*** Opening of Records for this task ***

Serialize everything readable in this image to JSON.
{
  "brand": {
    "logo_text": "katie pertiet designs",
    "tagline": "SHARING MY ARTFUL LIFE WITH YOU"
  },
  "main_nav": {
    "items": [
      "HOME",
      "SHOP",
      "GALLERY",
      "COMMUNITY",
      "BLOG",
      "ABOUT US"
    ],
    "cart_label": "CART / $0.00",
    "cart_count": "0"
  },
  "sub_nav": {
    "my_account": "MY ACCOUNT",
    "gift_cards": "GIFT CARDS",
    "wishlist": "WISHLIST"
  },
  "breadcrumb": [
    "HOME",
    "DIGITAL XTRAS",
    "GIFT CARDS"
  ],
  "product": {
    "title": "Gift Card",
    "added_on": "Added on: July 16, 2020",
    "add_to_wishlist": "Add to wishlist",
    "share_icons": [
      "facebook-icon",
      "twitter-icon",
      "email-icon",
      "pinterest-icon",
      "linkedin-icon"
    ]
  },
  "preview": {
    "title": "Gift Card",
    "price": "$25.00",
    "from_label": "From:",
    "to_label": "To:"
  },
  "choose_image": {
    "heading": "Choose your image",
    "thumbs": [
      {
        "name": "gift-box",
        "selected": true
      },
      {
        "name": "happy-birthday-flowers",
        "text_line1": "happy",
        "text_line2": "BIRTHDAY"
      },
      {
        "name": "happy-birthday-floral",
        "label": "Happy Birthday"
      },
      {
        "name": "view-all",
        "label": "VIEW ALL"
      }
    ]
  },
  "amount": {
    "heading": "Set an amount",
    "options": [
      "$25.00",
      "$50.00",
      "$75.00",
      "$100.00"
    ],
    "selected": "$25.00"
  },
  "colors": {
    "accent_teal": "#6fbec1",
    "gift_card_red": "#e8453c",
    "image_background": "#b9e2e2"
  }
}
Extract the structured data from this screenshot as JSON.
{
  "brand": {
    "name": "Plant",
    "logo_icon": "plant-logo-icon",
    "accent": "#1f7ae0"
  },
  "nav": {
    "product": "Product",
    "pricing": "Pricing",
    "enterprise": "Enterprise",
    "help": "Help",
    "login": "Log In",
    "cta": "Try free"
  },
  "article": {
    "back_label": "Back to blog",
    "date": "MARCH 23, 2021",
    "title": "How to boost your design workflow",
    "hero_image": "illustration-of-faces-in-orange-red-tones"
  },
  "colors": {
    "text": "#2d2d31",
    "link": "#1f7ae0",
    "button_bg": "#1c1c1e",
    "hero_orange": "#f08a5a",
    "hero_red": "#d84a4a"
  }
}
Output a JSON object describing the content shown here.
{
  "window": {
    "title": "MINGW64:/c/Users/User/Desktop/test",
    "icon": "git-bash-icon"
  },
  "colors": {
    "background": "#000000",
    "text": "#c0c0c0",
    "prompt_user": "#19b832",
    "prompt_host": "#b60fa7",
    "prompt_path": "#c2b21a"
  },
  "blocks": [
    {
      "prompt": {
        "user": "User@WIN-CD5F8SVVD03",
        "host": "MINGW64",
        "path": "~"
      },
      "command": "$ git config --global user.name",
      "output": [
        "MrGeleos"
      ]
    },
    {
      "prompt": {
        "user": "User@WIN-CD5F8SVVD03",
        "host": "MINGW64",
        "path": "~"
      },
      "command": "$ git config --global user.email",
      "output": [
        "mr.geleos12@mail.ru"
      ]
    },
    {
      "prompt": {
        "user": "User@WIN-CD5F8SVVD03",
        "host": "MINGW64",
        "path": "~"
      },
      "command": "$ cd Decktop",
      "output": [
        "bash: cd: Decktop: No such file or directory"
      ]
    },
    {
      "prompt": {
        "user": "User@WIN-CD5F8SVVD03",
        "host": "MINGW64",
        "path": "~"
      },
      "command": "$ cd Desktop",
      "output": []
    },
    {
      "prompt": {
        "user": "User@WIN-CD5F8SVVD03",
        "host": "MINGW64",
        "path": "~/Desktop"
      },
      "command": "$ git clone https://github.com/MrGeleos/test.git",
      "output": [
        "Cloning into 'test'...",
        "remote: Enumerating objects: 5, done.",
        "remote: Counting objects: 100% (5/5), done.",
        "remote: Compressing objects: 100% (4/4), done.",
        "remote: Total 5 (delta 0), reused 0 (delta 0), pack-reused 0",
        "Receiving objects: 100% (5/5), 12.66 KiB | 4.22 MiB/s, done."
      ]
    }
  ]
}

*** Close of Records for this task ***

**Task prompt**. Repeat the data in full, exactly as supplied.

**Answer box**.
Serialize everything readable in this image to JSON.
{
  "brand": {
    "logo_text": "katie pertiet designs",
    "tagline": "SHARING MY ARTFUL LIFE WITH YOU"
  },
  "main_nav": {
    "items": [
      "HOME",
      "SHOP",
      "GALLERY",
      "COMMUNITY",
      "BLOG",
      "ABOUT US"
    ],
    "cart_label": "CART / $0.00",
    "cart_count": "0"
  },
  "sub_nav": {
    "my_account": "MY ACCOUNT",
    "gift_cards": "GIFT CARDS",
    "wishlist": "WISHLIST"
  },
  "breadcrumb": [
    "HOME",
    "DIGITAL XTRAS",
    "GIFT CARDS"
  ],
  "product": {
    "title": "Gift Card",
    "added_on": "Added on: July 16, 2020",
    "add_to_wishlist": "Add to wishlist",
    "share_icons": [
      "facebook-icon",
      "twitter-icon",
      "email-icon",
      "pinterest-icon",
      "linkedin-icon"
    ]
  },
  "preview": {
    "title": "Gift Card",
    "price": "$25.00",
    "from_label": "From:",
    "to_label": "To:"
  },
  "choose_image": {
    "heading": "Choose your image",
    "thumbs": [
      {
        "name": "gift-box",
        "selected": true
      },
      {
        "name": "happy-birthday-flowers",
        "text_line1": "happy",
        "text_line2": "BIRTHDAY"
      },
      {
        "name": "happy-birthday-floral",
        "label": "Happy Birthday"
      },
      {
        "name": "view-all",
        "label": "VIEW ALL"
      }
    ]
  },
  "amount": {
    "heading": "Set an amount",
    "options": [
      "$25.00",
      "$50.00",
      "$75.00",
      "$100.00"
    ],
    "selected": "$25.00"
  },
  "colors": {
    "accent_teal": "#6fbec1",
    "gift_card_red": "#e8453c",
    "image_background": "#b9e2e2"
  }
}
Extract the structured data from this screenshot as JSON.
{
  "brand": {
    "name": "Plant",
    "logo_icon": "plant-logo-icon",
    "accent": "#1f7ae0"
  },
  "nav": {
    "product": "Product",
    "pricing": "Pricing",
    "enterprise": "Enterprise",
    "help": "Help",
    "login": "Log In",
    "cta": "Try free"
  },
  "article": {
    "back_label": "Back to blog",
    "date": "MARCH 23, 2021",
    "title": "How to boost your design workflow",
    "hero_image": "illustration-of-faces-in-orange-red-tones"
  },
  "colors": {
    "text": "#2d2d31",
    "link": "#1f7ae0",
    "button_bg": "#1c1c1e",
    "hero_orange": "#f08a5a",
    "hero_red": "#d84a4a"
  }
}
Output a JSON object describing the content shown here.
{
  "window": {
    "title": "MINGW64:/c/Users/User/Desktop/test",
    "icon": "git-bash-icon"
  },
  "colors": {
    "background": "#000000",
    "text": "#c0c0c0",
    "prompt_user": "#19b832",
    "prompt_host": "#b60fa7",
    "prompt_path": "#c2b21a"
  },
  "blocks": [
    {
      "prompt": {
        "user": "User@WIN-CD5F8SVVD03",
        "host": "MINGW64",
        "path": "~"
      },
      "command": "$ git config --global user.name",
      "output": [
        "MrGeleos"
      ]
    },
    {
      "prompt": {
        "user": "User@WIN-CD5F8SVVD03",
        "host": "MINGW64",
        "path": "~"
      },
      "command": "$ git config --global user.email",
      "output": [
        "mr.geleos12@mail.ru"
      ]
    },
    {
      "prompt": {
        "user": "User@WIN-CD5F8SVVD03",
        "host": "MINGW64",
        "path": "~"
      },
      "command": "$ cd Decktop",
      "output": [
        "bash: cd: Decktop: No such file or directory"
      ]
    },
    {
      "prompt": {
        "user": "User@WIN-CD5F8SVVD03",
        "host": "MINGW64",
        "path": "~"
      },
      "command": "$ cd Desktop",
      "output": []
    },
    {
      "prompt": {
        "user": "User@WIN-CD5F8SVVD03",
        "host": "MINGW64",
        "path": "~/Desktop"
      },
      "command": "$ git clone https://github.com/MrGeleos/test.git",
      "output": [
        "Cloning into 'test'...",
        "remote: Enumerating objects: 5, done.",
        "remote: Counting objects: 100% (5/5), done.",
        "remote: Compressing objects: 100% (4/4), done.",
        "remote: Total 5 (delta 0), reused 0 (delta 0), pack-reused 0",
        "Receiving objects: 100% (5/5), 12.66 KiB | 4.22 MiB/s, done."
      ]
    }
  ]
}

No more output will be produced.